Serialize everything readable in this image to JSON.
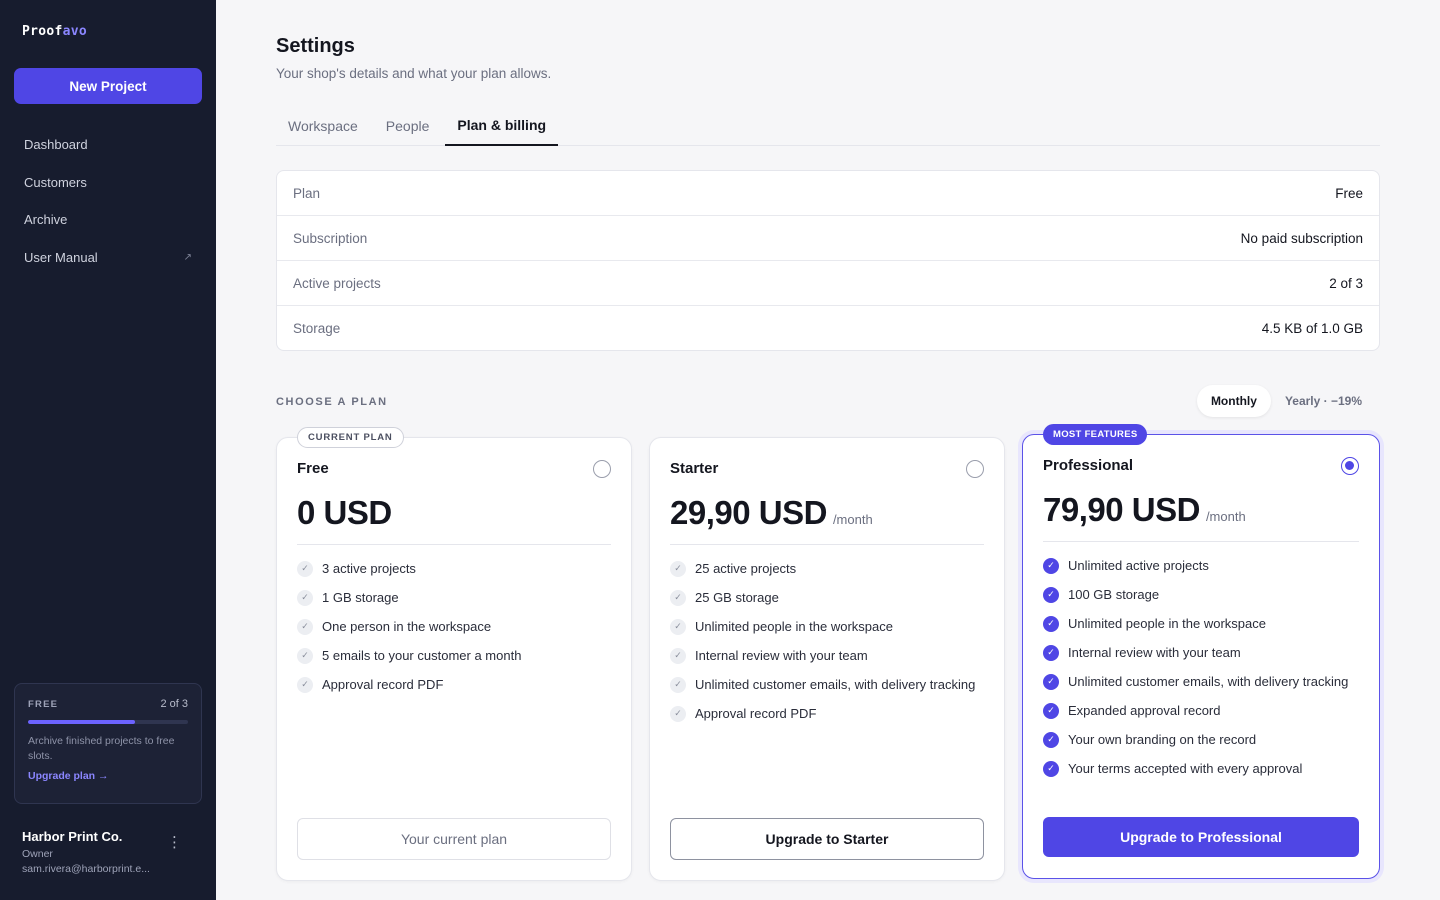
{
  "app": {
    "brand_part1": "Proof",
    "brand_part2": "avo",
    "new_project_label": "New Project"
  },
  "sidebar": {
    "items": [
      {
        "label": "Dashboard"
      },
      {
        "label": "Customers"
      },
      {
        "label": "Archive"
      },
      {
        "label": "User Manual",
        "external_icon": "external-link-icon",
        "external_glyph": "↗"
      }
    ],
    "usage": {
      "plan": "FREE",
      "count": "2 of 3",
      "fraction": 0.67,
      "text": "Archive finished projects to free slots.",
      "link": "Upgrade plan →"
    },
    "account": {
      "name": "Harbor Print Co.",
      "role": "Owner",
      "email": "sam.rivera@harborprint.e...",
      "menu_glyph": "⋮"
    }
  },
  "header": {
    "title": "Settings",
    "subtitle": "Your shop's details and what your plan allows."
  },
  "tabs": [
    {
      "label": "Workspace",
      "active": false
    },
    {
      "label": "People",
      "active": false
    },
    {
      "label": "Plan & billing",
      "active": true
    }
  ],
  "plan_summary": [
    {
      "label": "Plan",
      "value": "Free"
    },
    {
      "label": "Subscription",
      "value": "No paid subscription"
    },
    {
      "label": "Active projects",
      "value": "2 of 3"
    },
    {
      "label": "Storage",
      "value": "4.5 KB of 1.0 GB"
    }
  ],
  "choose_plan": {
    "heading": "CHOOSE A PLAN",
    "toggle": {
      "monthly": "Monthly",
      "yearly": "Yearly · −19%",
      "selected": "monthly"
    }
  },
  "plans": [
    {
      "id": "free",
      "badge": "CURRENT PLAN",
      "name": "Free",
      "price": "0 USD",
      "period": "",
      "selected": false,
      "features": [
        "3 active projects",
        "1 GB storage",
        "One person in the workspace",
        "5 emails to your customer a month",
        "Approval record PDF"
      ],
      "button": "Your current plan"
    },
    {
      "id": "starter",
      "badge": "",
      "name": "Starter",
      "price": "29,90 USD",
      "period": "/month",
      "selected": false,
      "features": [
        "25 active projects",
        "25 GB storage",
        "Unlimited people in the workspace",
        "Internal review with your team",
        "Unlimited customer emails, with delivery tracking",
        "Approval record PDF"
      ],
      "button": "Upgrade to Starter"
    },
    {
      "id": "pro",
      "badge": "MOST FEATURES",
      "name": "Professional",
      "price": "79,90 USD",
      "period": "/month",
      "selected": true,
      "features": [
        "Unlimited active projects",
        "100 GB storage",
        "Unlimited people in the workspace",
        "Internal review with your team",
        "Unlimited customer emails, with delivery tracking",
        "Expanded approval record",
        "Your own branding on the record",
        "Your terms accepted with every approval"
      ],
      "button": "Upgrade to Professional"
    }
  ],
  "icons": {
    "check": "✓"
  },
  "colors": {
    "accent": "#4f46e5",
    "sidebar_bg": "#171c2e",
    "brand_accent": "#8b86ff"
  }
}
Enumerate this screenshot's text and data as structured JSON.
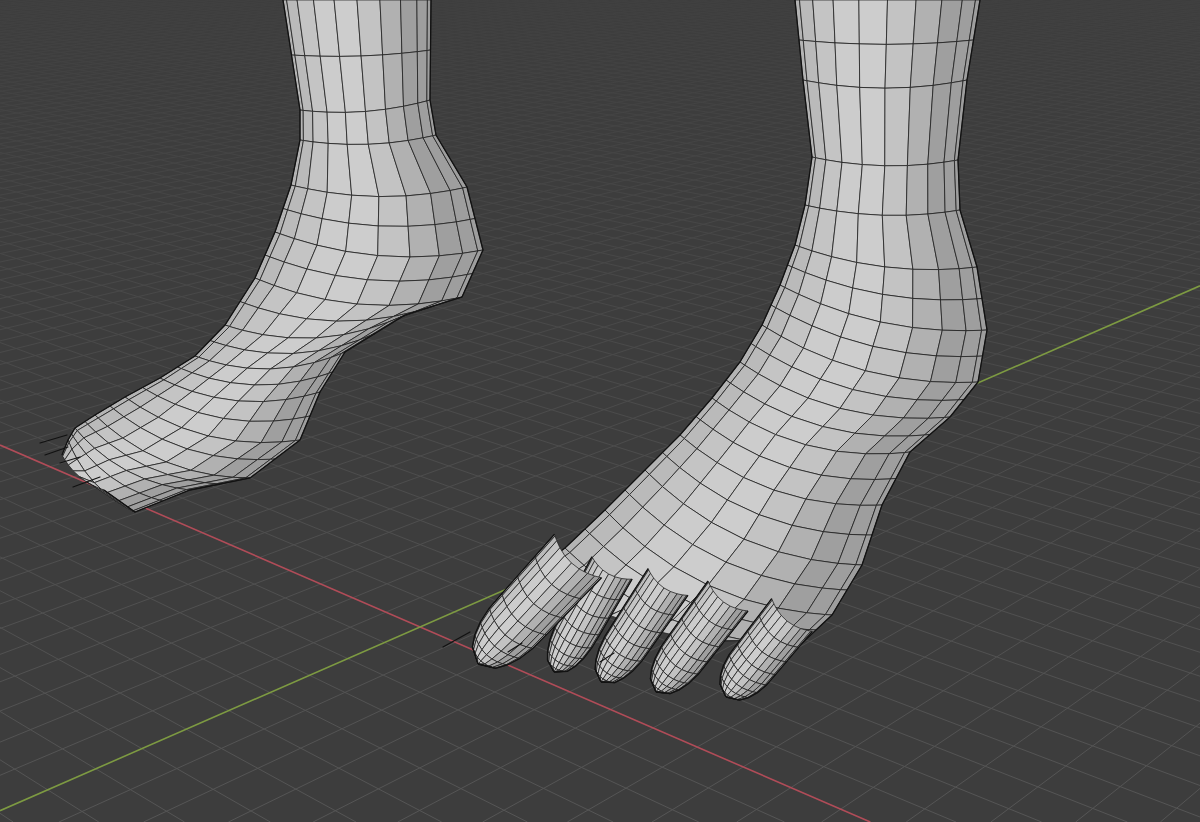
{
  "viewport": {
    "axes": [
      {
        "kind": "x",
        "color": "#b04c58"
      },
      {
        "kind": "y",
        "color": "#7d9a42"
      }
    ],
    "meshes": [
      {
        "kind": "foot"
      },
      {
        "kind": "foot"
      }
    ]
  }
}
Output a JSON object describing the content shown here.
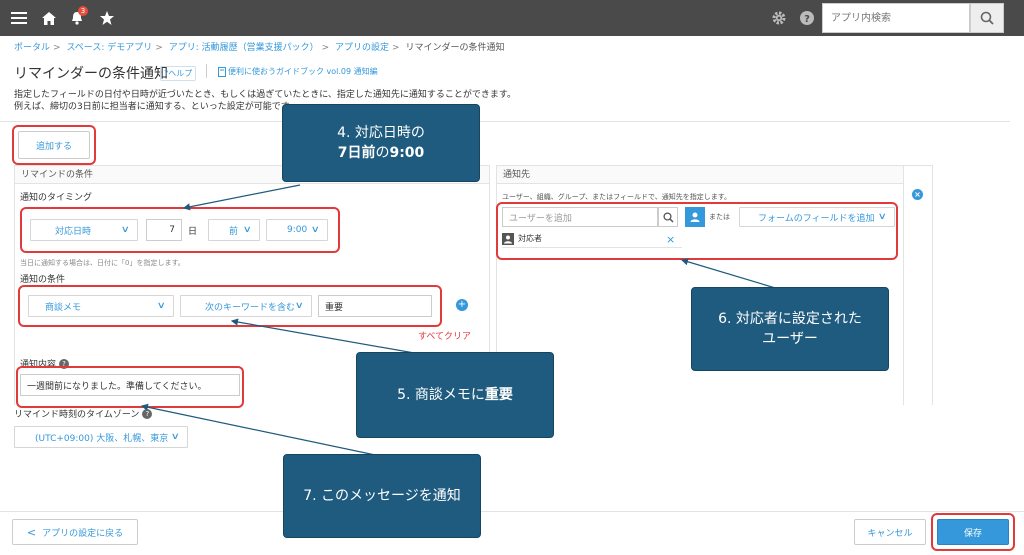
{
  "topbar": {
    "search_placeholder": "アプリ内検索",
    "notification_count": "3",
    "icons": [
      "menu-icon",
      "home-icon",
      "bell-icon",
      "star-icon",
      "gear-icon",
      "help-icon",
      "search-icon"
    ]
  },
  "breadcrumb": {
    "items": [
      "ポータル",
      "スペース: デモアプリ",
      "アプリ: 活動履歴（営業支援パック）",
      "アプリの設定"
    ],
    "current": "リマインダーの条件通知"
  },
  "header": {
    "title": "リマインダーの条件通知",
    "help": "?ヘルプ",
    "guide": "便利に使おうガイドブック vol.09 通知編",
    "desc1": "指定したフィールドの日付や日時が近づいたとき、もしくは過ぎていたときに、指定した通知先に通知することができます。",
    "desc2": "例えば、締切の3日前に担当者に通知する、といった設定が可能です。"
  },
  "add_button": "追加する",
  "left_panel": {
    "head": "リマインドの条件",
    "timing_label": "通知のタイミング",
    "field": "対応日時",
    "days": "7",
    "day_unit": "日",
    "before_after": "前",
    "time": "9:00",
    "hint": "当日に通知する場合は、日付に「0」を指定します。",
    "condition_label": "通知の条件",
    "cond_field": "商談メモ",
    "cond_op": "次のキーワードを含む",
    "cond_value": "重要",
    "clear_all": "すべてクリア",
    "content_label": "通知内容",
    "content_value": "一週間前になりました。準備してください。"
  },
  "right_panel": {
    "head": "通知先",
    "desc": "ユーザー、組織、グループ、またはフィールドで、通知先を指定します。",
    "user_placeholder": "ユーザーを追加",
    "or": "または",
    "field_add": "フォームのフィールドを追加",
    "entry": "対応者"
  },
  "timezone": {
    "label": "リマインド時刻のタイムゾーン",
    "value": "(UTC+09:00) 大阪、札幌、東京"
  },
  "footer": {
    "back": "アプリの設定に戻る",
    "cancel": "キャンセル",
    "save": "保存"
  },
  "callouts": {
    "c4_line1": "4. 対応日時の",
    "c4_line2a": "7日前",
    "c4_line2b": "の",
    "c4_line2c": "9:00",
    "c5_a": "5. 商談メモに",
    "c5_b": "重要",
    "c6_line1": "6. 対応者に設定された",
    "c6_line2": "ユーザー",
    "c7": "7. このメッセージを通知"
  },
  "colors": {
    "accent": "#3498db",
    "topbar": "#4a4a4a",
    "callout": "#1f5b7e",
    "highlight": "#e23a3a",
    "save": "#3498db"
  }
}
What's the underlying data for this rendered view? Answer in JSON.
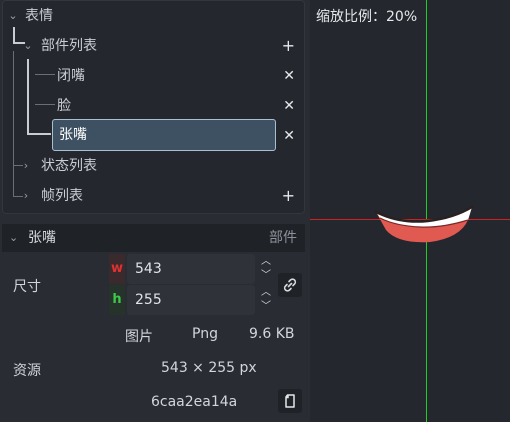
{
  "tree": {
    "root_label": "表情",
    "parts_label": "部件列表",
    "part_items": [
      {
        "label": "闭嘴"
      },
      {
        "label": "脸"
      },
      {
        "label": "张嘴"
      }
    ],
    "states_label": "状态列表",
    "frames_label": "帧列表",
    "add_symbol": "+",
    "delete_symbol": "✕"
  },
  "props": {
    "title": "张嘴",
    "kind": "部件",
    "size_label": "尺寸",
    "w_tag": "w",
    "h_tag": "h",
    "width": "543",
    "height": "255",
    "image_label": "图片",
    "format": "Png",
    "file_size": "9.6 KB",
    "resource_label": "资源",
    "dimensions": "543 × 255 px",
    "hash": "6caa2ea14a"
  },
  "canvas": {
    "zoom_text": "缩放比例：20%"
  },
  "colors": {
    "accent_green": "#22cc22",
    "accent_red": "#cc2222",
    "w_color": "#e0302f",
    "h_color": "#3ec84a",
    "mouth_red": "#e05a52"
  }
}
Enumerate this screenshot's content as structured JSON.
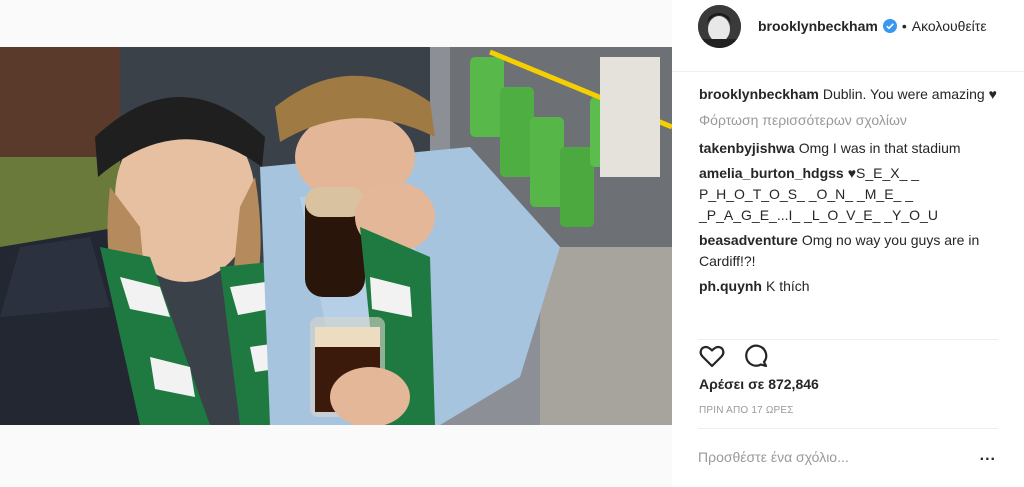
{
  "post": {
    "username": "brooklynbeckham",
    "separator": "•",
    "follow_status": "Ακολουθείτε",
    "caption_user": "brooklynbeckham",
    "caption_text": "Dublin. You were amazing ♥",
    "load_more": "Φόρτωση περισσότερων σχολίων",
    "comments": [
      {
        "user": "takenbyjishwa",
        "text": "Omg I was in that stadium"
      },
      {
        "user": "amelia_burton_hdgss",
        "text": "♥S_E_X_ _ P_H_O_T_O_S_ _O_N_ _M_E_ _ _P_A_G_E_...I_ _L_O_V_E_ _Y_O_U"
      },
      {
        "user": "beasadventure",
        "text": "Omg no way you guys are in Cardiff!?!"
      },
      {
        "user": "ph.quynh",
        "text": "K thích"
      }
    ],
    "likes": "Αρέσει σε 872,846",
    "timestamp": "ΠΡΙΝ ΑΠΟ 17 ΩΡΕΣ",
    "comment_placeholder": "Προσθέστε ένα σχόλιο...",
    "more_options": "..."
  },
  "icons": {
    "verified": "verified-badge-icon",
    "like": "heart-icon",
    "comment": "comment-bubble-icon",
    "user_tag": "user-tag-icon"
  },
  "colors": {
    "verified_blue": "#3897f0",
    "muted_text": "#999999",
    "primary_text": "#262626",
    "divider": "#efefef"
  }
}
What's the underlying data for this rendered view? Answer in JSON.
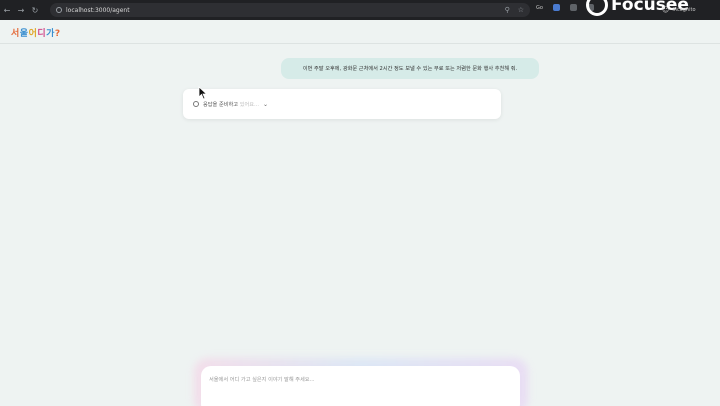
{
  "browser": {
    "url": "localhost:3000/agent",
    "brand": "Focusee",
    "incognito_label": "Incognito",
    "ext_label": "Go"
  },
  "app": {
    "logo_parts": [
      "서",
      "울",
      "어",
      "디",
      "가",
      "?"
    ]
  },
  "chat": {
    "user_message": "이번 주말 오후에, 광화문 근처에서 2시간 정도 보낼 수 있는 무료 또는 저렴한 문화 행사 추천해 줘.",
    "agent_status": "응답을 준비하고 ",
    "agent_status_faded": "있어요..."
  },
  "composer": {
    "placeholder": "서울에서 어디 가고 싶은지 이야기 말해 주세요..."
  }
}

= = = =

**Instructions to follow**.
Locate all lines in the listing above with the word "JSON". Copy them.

**Answer for this exercise**.
Serialize everything readable in this image to JSON.
Enumerate this screenshot's text and data as structured JSON.
Output a JSON object describing the content shown here.
What's the underlying data for this rendered view? Answer in JSON.
Enumerate this screenshot's content as structured JSON.
What's the underlying data for this rendered view? Answer in JSON.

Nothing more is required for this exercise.